- Shivaji Mukherjee is doing some very interesting work on how colonial-era British institutions in India may help to predict today’s Maoist insurgency in the southern and eastern states.
- Also in India, I really liked Gabrielle Kruks-Wisner‘s research on the varied strategies that citizens use to make claims on the state.
- Mark Dincecco and Massimiliano Gaetano Onorato have a thought-provoking paper on how medieval warfare led to the consolidation of major cities in Europe.
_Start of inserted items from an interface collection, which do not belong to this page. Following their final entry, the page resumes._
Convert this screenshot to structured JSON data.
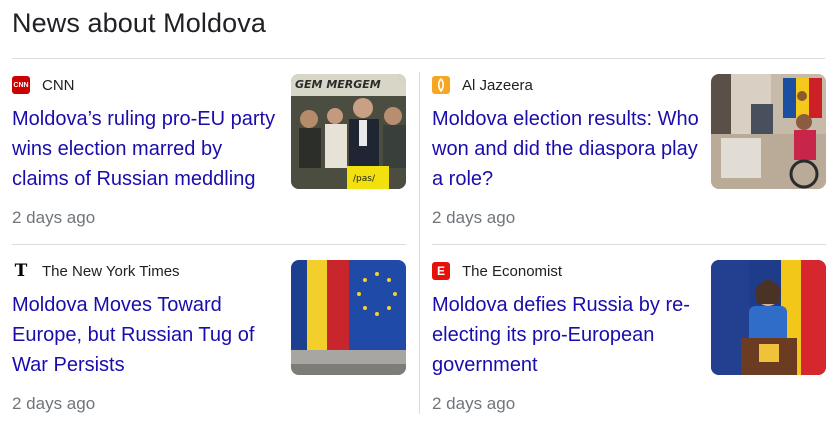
{
  "section_title": "News about Moldova",
  "articles": [
    {
      "publisher": "CNN",
      "logo_text": "CNN",
      "logo_color": "#cc0000",
      "headline": "Moldova’s ruling pro-EU party wins election marred by claims of Russian meddling",
      "time": "2 days ago",
      "thumb_icon": "press-conference-photo"
    },
    {
      "publisher": "Al Jazeera",
      "logo_text": "",
      "logo_color": "#f5a623",
      "headline": "Moldova election results: Who won and did the diaspora play a role?",
      "time": "2 days ago",
      "thumb_icon": "polling-station-photo"
    },
    {
      "publisher": "The New York Times",
      "logo_text": "T",
      "logo_color": "#000000",
      "headline": "Moldova Moves Toward Europe, but Russian Tug of War Persists",
      "time": "2 days ago",
      "thumb_icon": "flags-building-photo"
    },
    {
      "publisher": "The Economist",
      "logo_text": "E",
      "logo_color": "#e3120b",
      "headline": "Moldova defies Russia by re-electing its pro-European government",
      "time": "2 days ago",
      "thumb_icon": "president-speech-photo"
    }
  ]
}
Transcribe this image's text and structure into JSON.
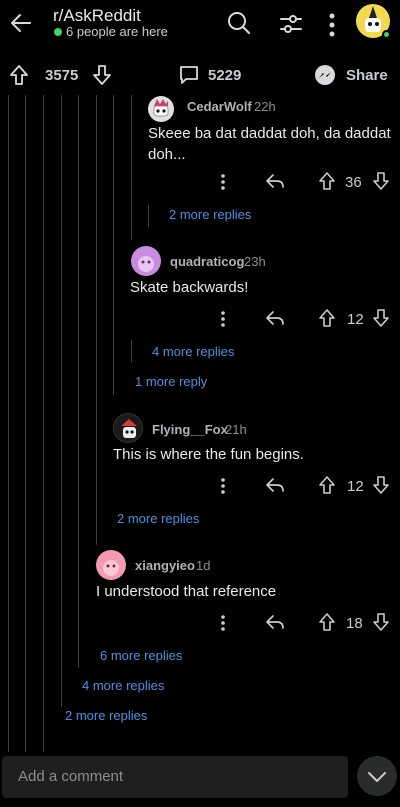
{
  "header": {
    "subreddit": "r/AskReddit",
    "presence": "6 people are here",
    "presence_color": "#46d160"
  },
  "post_bar": {
    "upvotes": "3575",
    "comments": "5229",
    "share_label": "Share"
  },
  "comments": [
    {
      "username": "CedarWolf",
      "age": "22h",
      "text": "Skeee ba dat daddat doh, da daddat doh...",
      "score": "36"
    },
    {
      "username": "quadraticog",
      "age": "23h",
      "text": "Skate backwards!",
      "score": "12"
    },
    {
      "username": "Flying__Fox",
      "age": "21h",
      "text": "This is where the fun begins.",
      "score": "12"
    },
    {
      "username": "xiangyieo",
      "age": "1d",
      "text": "I understood that reference",
      "score": "18"
    }
  ],
  "more_replies": [
    "2 more replies",
    "4 more replies",
    "1 more reply",
    "2 more replies",
    "6 more replies",
    "4 more replies",
    "2 more replies"
  ],
  "composer": {
    "placeholder": "Add a comment"
  },
  "colors": {
    "link": "#4f8fe0",
    "background": "#000000",
    "thread_line": "#3d3d3d"
  }
}
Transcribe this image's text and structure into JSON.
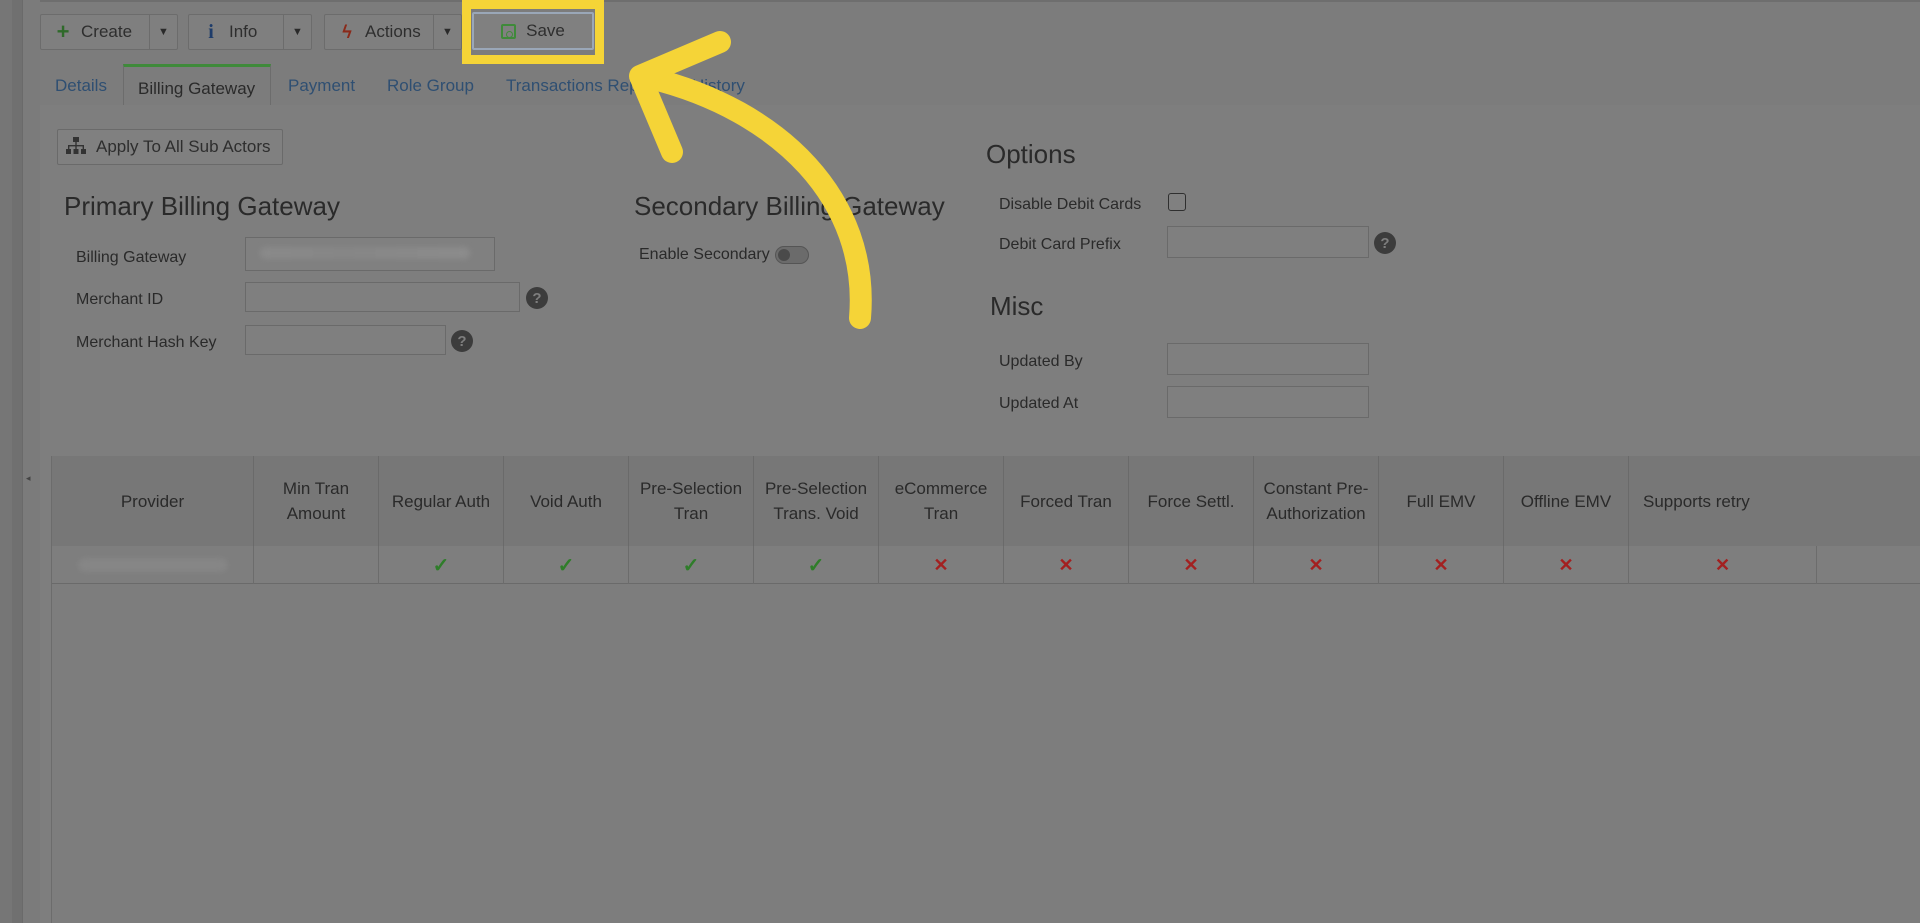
{
  "toolbar": {
    "create_label": "Create",
    "info_label": "Info",
    "actions_label": "Actions",
    "save_label": "Save"
  },
  "tabs": [
    {
      "label": "Details"
    },
    {
      "label": "Billing Gateway"
    },
    {
      "label": "Payment"
    },
    {
      "label": "Role Group"
    },
    {
      "label": "Transactions Rep"
    },
    {
      "label": "History"
    }
  ],
  "apply_button": {
    "label": "Apply To All Sub Actors"
  },
  "primary": {
    "title": "Primary Billing Gateway",
    "billing_gateway_label": "Billing Gateway",
    "merchant_id_label": "Merchant ID",
    "merchant_hash_label": "Merchant Hash Key",
    "merchant_id_value": "",
    "merchant_hash_value": ""
  },
  "secondary": {
    "title": "Secondary Billing Gateway",
    "enable_label": "Enable Secondary"
  },
  "options": {
    "title": "Options",
    "disable_debit_label": "Disable Debit Cards",
    "debit_prefix_label": "Debit Card Prefix",
    "debit_prefix_value": ""
  },
  "misc": {
    "title": "Misc",
    "updated_by_label": "Updated By",
    "updated_at_label": "Updated At",
    "updated_by_value": "",
    "updated_at_value": ""
  },
  "table": {
    "headers": [
      "Provider",
      "Min Tran Amount",
      "Regular Auth",
      "Void Auth",
      "Pre-Selection Tran",
      "Pre-Selection Trans. Void",
      "eCommerce Tran",
      "Forced Tran",
      "Force Settl.",
      "Constant Pre-Authorization",
      "Full EMV",
      "Offline EMV",
      "Supports retry"
    ],
    "row": [
      "",
      "",
      "✓",
      "✓",
      "✓",
      "✓",
      "✕",
      "✕",
      "✕",
      "✕",
      "✕",
      "✕",
      "✕"
    ]
  },
  "colors": {
    "accent_highlight": "#f5d437",
    "check": "#2f7d2a",
    "cross": "#a32020",
    "tab_active_border": "#3f8a3a"
  }
}
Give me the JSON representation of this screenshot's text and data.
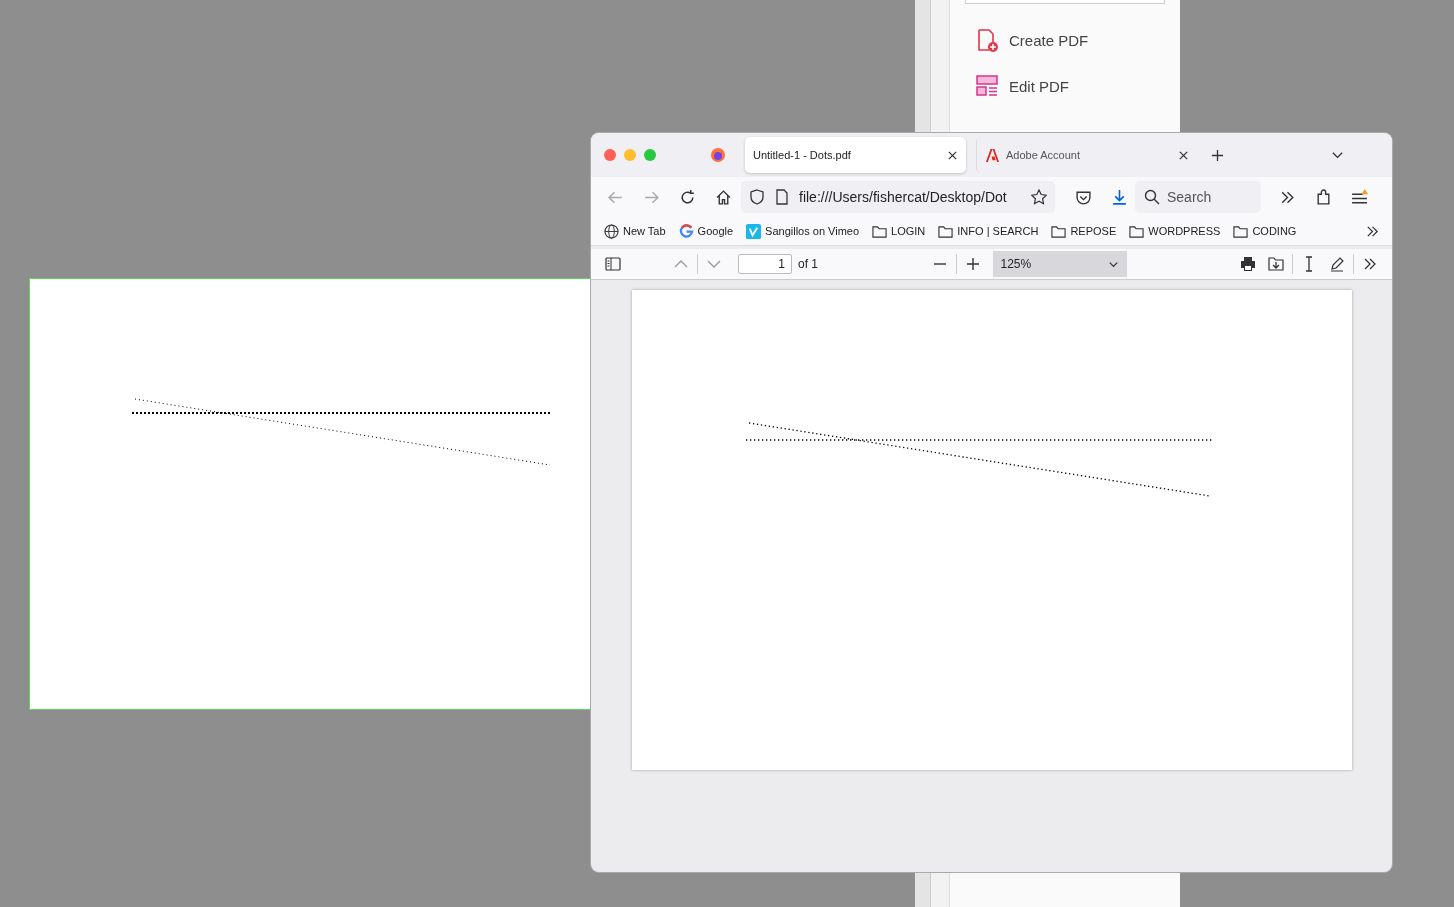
{
  "adobe_panel": {
    "items": [
      {
        "label": "Create PDF",
        "kind": "create"
      },
      {
        "label": "Edit PDF",
        "kind": "edit"
      }
    ]
  },
  "browser": {
    "tabs": [
      {
        "label": "Untitled-1 - Dots.pdf",
        "selected": true,
        "kind": "file"
      },
      {
        "label": "Adobe Account",
        "selected": false,
        "kind": "adobe"
      }
    ],
    "url": "file:///Users/fishercat/Desktop/Dot",
    "search": {
      "placeholder": "Search"
    },
    "bookmarks": [
      {
        "label": "New Tab",
        "kind": "globe"
      },
      {
        "label": "Google",
        "kind": "google"
      },
      {
        "label": "Sangillos on Vimeo",
        "kind": "vimeo"
      },
      {
        "label": "LOGIN",
        "kind": "folder"
      },
      {
        "label": "INFO | SEARCH",
        "kind": "folder"
      },
      {
        "label": "REPOSE",
        "kind": "folder"
      },
      {
        "label": "WORDPRESS",
        "kind": "folder"
      },
      {
        "label": "CODING",
        "kind": "folder"
      }
    ],
    "pdf_toolbar": {
      "page": "1",
      "page_count": "of 1",
      "zoom": "125%"
    }
  }
}
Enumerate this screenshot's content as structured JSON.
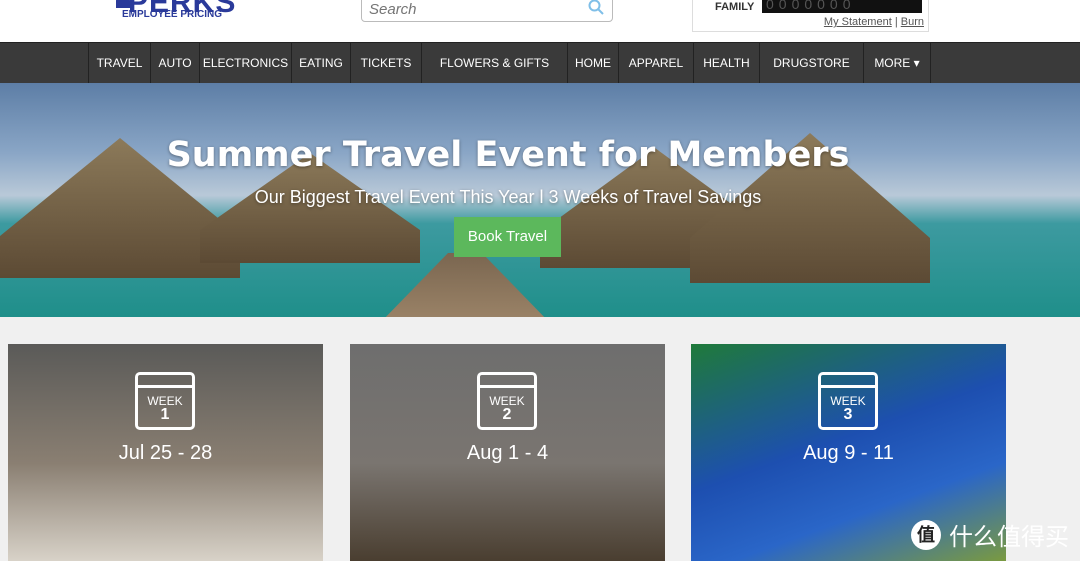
{
  "header": {
    "logo_title": "PERKS",
    "logo_subtitle": "EMPLOYEE PRICING",
    "search_placeholder": "Search",
    "account_label": "FAMILY",
    "counter": "0000000",
    "links": [
      "My Statement",
      "Burn"
    ],
    "link_sep": "|"
  },
  "nav": [
    "TRAVEL",
    "AUTO",
    "ELECTRONICS",
    "EATING",
    "TICKETS",
    "FLOWERS & GIFTS",
    "HOME",
    "APPAREL",
    "HEALTH",
    "DRUGSTORE",
    "MORE ▾"
  ],
  "hero": {
    "title": "Summer Travel Event for Members",
    "subtitle": "Our Biggest Travel Event This Year l 3 Weeks of Travel Savings",
    "button": "Book Travel",
    "button_color": "#5cb85c"
  },
  "weeks": [
    {
      "label": "WEEK",
      "num": "1",
      "dates": "Jul 25 - 28"
    },
    {
      "label": "WEEK",
      "num": "2",
      "dates": "Aug 1 - 4"
    },
    {
      "label": "WEEK",
      "num": "3",
      "dates": "Aug 9 - 11"
    }
  ],
  "watermark": {
    "badge": "值",
    "text": "什么值得买"
  }
}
- Kendra Koivu is doing some interesting research on how organized criminal groups use violence internally (to keep order in their ranks) and externally (to compete with other groups). I couldn’t find this paper online, but her earlier work on relationships between states and organized crime groups looks good as well.
- Finally, Alexandra Hartman (with coauthor Ben Morse) presented some fascinating results from a study examining why Liberians decided to host refugees from Côte d’Ivoire during the recent Ivoirian civil war. Moving beyond the standard (shallow) model of ethnic politics in Africa, they also looked at whether Liberians’ own experiences of conflict helped them to empathize with the Ivoirians, and led them to host people from different ethnic or religious groups. Also not online yet, but I’d keep an eye out for this; it’s a really welcome move towards more contextualized and frankly more respectful understandings of African political life.